When a property is listed for sale, the owner of the property is expected to complete a Seller’s Disclosure form. This form is signed by all parties to the transaction, including the buyer of the property.
Although most buyers pay for their own home inspections on the property, they also rely on the disclosure from the seller to discover any known issues or past issues with the property. We are routinely asked “Should I disclose this issue to the buyer?”, or “Can I just cover this up?” This answer is: NO! Disclose, Disclose, Disclose! Under Florida Law, in many cases a buyer can sue for damages, and even rescind a transaction, when known issues with a home are not disclosed.
We recently talked to a homeowner who had issues with a new home that she purchased. After moving into the home, the pipes backed up and flooded the master bedroom. After calling several plumbing companies, the homeowner discovered that just a few months before she closed, one of the plumbing companies had recommended (in writing) that the home’s pipes be hydro-jetted at a cost of over $2,000.00. The seller did not disclose this on the Seller’s Disclosure form, and in fact, they did not indicate that there had been any issues at all with the plumbing. The new owner has now hired an attorney to go after the former owner for the cost of repairs.
Another important point to remember is that although a seller may not have experienced any issues with the property, if a buyer’s home inspection reveals material defects in the property, and they provide the seller with a copy of the inspection but fail to purchase the property, those issues must be disclosed to future buyers. If a future owner discovers that the seller was informed of material defects and failed to disclose them, they may have a claim against the former owner.

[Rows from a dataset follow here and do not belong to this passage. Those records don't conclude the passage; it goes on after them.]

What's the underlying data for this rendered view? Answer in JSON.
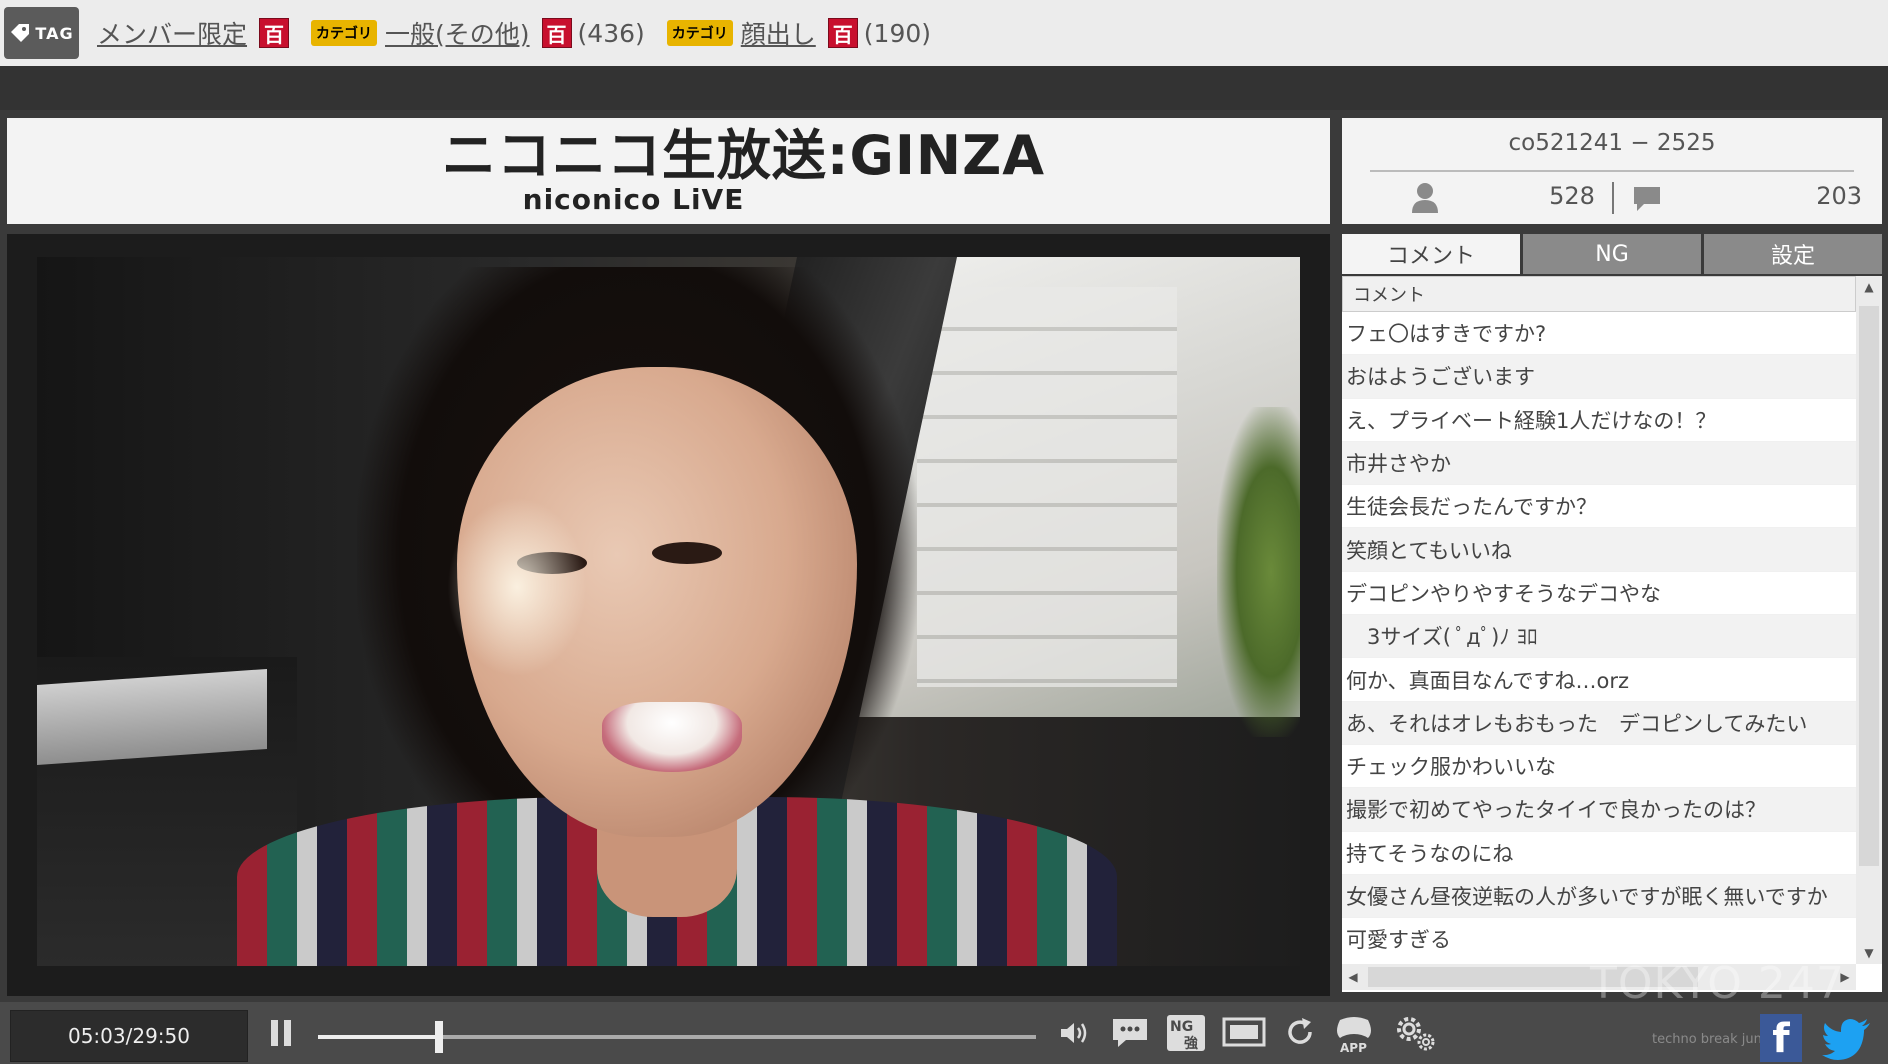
{
  "tagbar": {
    "badge": "TAG",
    "tags": [
      {
        "label": "メンバー限定",
        "dic": "百"
      },
      {
        "category": "カテゴリ",
        "label": "一般(その他)",
        "dic": "百",
        "count": "(436)"
      },
      {
        "category": "カテゴリ",
        "label": "顔出し",
        "dic": "百",
        "count": "(190)"
      }
    ]
  },
  "header": {
    "logo_main": "ニコニコ生放送:GINZA",
    "logo_sub": "niconico LiVE"
  },
  "info": {
    "live_id": "co521241 − 2525",
    "viewers": "528",
    "comments": "203"
  },
  "tabs": [
    {
      "label": "コメント",
      "active": true
    },
    {
      "label": "NG",
      "active": false
    },
    {
      "label": "設定",
      "active": false
    }
  ],
  "comment_header": "コメント",
  "comments": [
    "フェ〇はすきですか?",
    "おはようございます",
    "え、プライベート経験1人だけなの！？",
    "市井さやか",
    "生徒会長だったんですか？",
    "笑顔とてもいいね",
    "デコピンやりやすそうなデコやな",
    "　3サイズ( ﾟдﾟ)ﾉ ﾖﾛ",
    "何か、真面目なんですね…orz",
    "あ、それはオレもおもった　デコピンしてみたい",
    "チェック服かわいいな",
    "撮影で初めてやったタイイで良かったのは？",
    "持てそうなのにね",
    "女優さん昼夜逆転の人が多いですが眠く無いですか",
    "可愛すぎる"
  ],
  "player": {
    "time": "05:03/29:50",
    "progress": 0.169
  },
  "watermark": {
    "main": "TOKYO 247",
    "sub": "techno break junction"
  },
  "colors": {
    "dic_red": "#c8102e",
    "category_yellow": "#e8b400",
    "facebook_blue": "#3b5998",
    "twitter_blue": "#1da1f2"
  }
}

The requirement to disclose known defects of a property even applies to properties being sold “as-is”. Selling a property “as-is” simply means that the buyer is agreeing to buy the property in its existing condition, without the seller having to make any repairs to it. This “as-is” clause does not mean that the seller is absolved from disclosing known defects, or the liability that comes with not disclosing defects.
As a rule of thumb, DISCLOSE, DISCLOSE, DISCLOSE!